DeAndre has always said that playing football has been his escape from the tumult of every day life.

Do you now why DeAndre chose #10 as his jersey number?

Obviously, Hopkins is no stranger to the fact that according to the NAACP, “African Americans and whites use drugs at similar rates, but the imprisonment rate of African Americans for drug charges is almost 6 times that of whites.”

And now DeAndre Hopkins and Deshaun Watson are leading an effort of change at their alma mater. Per USA Today:

“Two former Clemson Tigers stars and current NFL players, Arizona Cardinals wide receiver DeAndre Hopkins and Houston Texans quarterback Deshaun Watson, are calling on their alma mater to remove the name of John C. Calhoun from the honors college.

Calhoun, who served as the vice president of the United States under two presidents (John Quincy Adams and Andrew Jackson) from 1825-1832, was a proponent of slavery. Clemson is built on the former South Carolina senator’s Fort Hill plantation, on which he enslaved approximately 70-80 African-Americans, according to the school’s website.

“I want to bring up something that has been bothering me for a long time in my community,” Hopkins wrote on Instagram. ”Clemson University still honors the name of well known slave owner and pro-slavery politician John C. Calhoun on its buildings, signs, and in the name of its honors program. I felt this oppressive figure during my time at Clemson and purposely do not mention the University’s name before NFL games because of it.”

DeAndre Hopkins was traded by the Houston Texans to the Arizona Cardinals because he was asking for a new contract and because of a rift between him and the Texans’ head coach, Bill O’Brien.

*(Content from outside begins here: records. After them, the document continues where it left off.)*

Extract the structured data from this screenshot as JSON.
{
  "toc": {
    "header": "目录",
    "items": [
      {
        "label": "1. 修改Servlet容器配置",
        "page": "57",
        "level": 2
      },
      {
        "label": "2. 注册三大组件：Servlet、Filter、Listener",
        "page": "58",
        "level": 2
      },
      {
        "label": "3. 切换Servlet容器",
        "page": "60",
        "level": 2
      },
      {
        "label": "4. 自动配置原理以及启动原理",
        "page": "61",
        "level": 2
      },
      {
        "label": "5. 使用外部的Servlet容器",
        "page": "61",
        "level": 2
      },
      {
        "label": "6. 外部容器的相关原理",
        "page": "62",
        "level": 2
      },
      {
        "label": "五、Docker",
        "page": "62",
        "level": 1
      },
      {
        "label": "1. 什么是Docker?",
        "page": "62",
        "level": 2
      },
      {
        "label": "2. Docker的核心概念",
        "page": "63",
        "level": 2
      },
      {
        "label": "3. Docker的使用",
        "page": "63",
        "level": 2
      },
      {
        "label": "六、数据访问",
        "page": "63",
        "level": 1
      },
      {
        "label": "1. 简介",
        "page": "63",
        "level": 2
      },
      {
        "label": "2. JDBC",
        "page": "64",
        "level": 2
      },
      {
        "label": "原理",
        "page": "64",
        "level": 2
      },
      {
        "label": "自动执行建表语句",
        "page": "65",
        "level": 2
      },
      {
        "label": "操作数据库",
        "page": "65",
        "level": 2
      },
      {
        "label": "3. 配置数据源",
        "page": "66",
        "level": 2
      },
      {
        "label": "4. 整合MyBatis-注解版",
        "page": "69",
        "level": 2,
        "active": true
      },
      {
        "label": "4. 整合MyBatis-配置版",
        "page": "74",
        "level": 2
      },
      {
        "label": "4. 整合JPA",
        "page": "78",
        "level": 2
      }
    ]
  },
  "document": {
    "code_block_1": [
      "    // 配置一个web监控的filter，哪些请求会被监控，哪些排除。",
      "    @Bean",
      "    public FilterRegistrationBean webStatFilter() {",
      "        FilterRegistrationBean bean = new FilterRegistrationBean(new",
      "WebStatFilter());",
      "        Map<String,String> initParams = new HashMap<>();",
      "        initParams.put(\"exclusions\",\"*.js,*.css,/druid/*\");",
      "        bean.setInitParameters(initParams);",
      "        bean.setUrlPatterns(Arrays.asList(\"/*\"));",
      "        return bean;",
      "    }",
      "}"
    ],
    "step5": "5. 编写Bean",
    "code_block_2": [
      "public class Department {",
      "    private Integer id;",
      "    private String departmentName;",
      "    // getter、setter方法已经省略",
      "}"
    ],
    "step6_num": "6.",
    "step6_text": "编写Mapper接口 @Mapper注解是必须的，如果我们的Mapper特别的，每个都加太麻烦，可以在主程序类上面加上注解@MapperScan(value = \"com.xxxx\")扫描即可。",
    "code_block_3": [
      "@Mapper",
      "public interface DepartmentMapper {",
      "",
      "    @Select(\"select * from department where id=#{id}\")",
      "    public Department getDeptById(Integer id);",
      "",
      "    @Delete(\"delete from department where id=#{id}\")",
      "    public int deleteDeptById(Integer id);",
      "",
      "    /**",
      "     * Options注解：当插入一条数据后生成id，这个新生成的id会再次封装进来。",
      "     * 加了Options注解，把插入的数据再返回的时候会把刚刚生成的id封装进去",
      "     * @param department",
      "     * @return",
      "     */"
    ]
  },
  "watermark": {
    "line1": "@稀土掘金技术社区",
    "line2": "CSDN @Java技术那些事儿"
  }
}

Here is what Michael Irvin reported about the rift:

What’s stunning about what Irvin reported is that O’Brien called a meeting with Hopkins during which he apparently began the conversation by saying “the last time I had to have a conversation with a player like this it was with Aaron Hernandez.” From there O’Brien complained about Hopkins having his “babies’ Mamas” around too much and questioned Hopkins about his outside influences.

It’s quite possible that Bill O’Brien is too “old school” or traditional in his thinking to understand that a number of 21st century African-American men choose to have children with multiple women—-and that the men are less inclined to get married. Men like Hopkins’ new teammate Larry Fitzgerald, for example.

DeAndre Hopkins’ fit with Arizona Cardinals from an organizational and team standpoint, may quite possibly be an ideal one. The timing of the trade looks auspicious for Hopkins and the Cardinals, particularly in how the Cardinals are handling the current national crises. DeAndre Hopkins is doing exactly what Kliff Kingsbury is encouraging his players to do—-to use their platforms and life experiences in order to inspire meaningful change.

Saying he was happy to be joining Larry Fitzgerald, Kyler Murray and the Cardinals, Hopkins tweeted, “I’m a stress-free person. I live in the present. I only care about this T-E-A-M.”

When Cardinals fans are permitted to watch the games, they can expect to be joined by Sabrina Greenlee—-even though she can’t see her son play, she loves being at the games for him. They have a tradition where whenever DeAndre catches a TD, if and when possible he runs over to the stands and hands the ball off to his mom.

“The football has a huge significance for my son and me,” Sabrina says. “It has become a symbol for our unbreakable bond.”

Which is precisely what the Arizona Cardinals are attempting to create with their players these days—-an unbreakable bond.